Wherever a line in the data holds the word "toystore", pull that line out.

[Start of Attachment]

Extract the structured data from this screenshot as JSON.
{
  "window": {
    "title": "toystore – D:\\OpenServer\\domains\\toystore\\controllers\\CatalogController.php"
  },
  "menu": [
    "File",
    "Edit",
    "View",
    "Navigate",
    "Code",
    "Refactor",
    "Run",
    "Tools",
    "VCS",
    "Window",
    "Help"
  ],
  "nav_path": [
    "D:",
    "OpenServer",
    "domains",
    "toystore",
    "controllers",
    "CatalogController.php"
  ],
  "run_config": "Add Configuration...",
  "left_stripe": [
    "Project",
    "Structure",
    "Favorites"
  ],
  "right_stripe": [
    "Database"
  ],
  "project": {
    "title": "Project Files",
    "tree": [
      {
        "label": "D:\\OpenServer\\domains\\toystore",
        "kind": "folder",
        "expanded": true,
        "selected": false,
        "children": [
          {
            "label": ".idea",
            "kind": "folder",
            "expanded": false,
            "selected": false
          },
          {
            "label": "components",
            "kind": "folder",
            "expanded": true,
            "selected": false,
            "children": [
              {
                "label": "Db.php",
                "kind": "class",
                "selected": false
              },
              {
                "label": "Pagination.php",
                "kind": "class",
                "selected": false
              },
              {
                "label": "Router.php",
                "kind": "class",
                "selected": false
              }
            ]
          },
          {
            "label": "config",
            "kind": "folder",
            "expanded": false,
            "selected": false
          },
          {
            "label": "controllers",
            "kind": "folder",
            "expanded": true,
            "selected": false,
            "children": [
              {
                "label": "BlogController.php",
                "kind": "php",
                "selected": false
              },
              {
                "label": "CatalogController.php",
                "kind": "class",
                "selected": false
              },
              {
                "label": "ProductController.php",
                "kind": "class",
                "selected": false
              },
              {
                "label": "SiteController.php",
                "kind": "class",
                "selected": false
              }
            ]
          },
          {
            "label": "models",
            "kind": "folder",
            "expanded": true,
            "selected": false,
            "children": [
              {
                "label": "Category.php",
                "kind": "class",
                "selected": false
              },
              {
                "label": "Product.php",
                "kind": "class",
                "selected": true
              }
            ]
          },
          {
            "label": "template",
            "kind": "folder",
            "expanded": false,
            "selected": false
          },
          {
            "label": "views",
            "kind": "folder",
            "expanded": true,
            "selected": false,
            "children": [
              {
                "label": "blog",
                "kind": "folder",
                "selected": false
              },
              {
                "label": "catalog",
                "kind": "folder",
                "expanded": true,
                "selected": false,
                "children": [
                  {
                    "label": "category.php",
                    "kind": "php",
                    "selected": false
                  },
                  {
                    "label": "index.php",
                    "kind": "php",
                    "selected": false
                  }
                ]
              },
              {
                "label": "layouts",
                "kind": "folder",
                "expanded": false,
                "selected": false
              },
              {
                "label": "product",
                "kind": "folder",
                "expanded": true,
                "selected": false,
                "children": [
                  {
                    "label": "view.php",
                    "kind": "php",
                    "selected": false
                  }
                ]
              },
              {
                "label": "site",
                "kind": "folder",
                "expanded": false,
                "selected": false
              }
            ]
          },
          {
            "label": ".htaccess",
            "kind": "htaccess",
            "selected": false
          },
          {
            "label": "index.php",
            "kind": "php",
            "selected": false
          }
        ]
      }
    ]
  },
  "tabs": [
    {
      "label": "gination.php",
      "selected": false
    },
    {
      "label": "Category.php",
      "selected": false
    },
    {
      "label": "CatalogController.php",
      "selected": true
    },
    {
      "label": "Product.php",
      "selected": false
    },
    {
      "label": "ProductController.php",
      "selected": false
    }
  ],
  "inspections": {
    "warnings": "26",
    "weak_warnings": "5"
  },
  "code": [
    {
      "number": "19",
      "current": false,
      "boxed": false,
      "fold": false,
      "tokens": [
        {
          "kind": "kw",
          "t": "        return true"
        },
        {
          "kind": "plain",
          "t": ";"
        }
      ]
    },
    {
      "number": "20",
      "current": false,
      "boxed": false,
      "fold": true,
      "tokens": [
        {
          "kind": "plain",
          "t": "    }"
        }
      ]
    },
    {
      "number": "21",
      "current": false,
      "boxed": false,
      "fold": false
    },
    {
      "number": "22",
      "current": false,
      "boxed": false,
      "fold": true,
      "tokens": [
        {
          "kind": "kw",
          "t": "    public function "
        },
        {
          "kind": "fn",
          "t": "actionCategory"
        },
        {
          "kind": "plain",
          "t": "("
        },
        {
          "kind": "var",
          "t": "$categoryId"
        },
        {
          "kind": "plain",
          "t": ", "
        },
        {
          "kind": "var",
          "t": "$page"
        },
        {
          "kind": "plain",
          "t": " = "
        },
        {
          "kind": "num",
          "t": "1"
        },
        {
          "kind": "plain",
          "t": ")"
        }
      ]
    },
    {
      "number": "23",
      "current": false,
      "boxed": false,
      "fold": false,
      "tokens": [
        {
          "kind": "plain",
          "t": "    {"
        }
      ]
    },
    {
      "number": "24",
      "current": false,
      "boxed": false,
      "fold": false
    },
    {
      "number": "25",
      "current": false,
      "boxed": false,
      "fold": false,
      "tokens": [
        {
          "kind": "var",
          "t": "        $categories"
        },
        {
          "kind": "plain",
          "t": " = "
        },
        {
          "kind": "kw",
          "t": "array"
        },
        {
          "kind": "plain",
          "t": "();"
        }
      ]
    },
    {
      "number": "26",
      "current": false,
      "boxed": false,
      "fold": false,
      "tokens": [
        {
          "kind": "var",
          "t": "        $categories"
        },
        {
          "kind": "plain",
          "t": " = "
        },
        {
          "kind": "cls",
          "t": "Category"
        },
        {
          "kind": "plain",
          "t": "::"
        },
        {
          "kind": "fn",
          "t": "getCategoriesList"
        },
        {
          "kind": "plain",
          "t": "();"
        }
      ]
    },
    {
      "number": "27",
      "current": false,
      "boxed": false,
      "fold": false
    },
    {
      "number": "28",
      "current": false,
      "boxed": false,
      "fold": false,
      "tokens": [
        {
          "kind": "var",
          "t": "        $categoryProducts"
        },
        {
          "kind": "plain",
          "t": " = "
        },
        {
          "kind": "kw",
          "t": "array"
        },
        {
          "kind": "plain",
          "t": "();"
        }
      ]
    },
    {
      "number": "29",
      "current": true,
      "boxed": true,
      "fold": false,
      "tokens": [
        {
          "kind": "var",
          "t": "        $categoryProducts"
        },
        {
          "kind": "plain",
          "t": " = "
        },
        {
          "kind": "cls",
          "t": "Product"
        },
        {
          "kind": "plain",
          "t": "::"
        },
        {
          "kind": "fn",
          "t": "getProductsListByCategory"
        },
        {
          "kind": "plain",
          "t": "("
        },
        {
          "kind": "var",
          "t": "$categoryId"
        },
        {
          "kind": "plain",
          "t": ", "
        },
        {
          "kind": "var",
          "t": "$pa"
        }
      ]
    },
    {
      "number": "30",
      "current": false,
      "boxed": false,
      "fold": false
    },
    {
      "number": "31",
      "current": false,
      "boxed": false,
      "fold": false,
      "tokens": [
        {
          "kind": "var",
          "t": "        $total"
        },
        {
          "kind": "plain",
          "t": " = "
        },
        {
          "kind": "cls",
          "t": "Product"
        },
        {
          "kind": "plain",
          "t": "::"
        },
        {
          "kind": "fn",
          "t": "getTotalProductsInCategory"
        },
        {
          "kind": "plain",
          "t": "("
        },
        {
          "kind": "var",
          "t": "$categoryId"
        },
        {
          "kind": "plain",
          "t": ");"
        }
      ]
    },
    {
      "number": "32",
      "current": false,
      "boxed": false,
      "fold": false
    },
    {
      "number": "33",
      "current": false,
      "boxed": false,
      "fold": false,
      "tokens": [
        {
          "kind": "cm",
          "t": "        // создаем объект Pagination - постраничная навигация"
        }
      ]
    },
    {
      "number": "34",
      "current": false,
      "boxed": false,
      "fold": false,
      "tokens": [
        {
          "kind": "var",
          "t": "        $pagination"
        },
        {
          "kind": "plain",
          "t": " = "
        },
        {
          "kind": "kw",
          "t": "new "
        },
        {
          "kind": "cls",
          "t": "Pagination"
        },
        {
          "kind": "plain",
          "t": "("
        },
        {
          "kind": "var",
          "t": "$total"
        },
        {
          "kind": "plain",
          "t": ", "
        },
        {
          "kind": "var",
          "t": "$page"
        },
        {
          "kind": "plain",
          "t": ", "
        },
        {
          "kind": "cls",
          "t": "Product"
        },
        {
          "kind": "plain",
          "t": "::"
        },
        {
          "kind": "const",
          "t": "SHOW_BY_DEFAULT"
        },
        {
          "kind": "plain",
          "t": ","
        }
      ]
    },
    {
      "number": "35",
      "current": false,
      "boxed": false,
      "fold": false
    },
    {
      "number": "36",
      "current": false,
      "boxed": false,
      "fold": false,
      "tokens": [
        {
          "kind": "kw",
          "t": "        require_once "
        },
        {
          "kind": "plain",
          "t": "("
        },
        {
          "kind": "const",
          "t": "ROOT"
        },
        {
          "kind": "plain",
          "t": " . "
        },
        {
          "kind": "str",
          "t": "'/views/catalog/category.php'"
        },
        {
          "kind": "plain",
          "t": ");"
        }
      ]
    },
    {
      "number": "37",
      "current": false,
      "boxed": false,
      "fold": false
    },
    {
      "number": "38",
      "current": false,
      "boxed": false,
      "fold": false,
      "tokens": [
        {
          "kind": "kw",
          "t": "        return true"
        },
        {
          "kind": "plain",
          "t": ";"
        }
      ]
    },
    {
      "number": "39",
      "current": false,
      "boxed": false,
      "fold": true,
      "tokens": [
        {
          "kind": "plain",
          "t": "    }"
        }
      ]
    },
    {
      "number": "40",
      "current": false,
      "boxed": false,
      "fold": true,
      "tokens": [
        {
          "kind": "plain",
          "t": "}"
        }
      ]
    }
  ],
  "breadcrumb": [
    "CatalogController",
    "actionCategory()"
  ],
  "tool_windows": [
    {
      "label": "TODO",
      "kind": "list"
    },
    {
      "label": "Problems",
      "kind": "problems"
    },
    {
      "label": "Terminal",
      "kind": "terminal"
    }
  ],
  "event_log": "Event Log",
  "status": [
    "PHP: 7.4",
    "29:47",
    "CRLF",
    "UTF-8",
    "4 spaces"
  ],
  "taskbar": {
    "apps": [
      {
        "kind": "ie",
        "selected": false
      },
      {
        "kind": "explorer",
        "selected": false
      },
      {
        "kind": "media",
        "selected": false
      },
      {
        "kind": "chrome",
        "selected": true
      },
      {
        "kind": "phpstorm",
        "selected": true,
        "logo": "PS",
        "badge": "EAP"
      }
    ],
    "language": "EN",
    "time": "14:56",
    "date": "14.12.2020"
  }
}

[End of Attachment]

§ Task answer
    "title": "toystore – D:\\OpenServer\\domains\\toystore\\controllers\\CatalogController.php"
    "toystore",
        "label": "D:\\OpenServer\\domains\\toystore",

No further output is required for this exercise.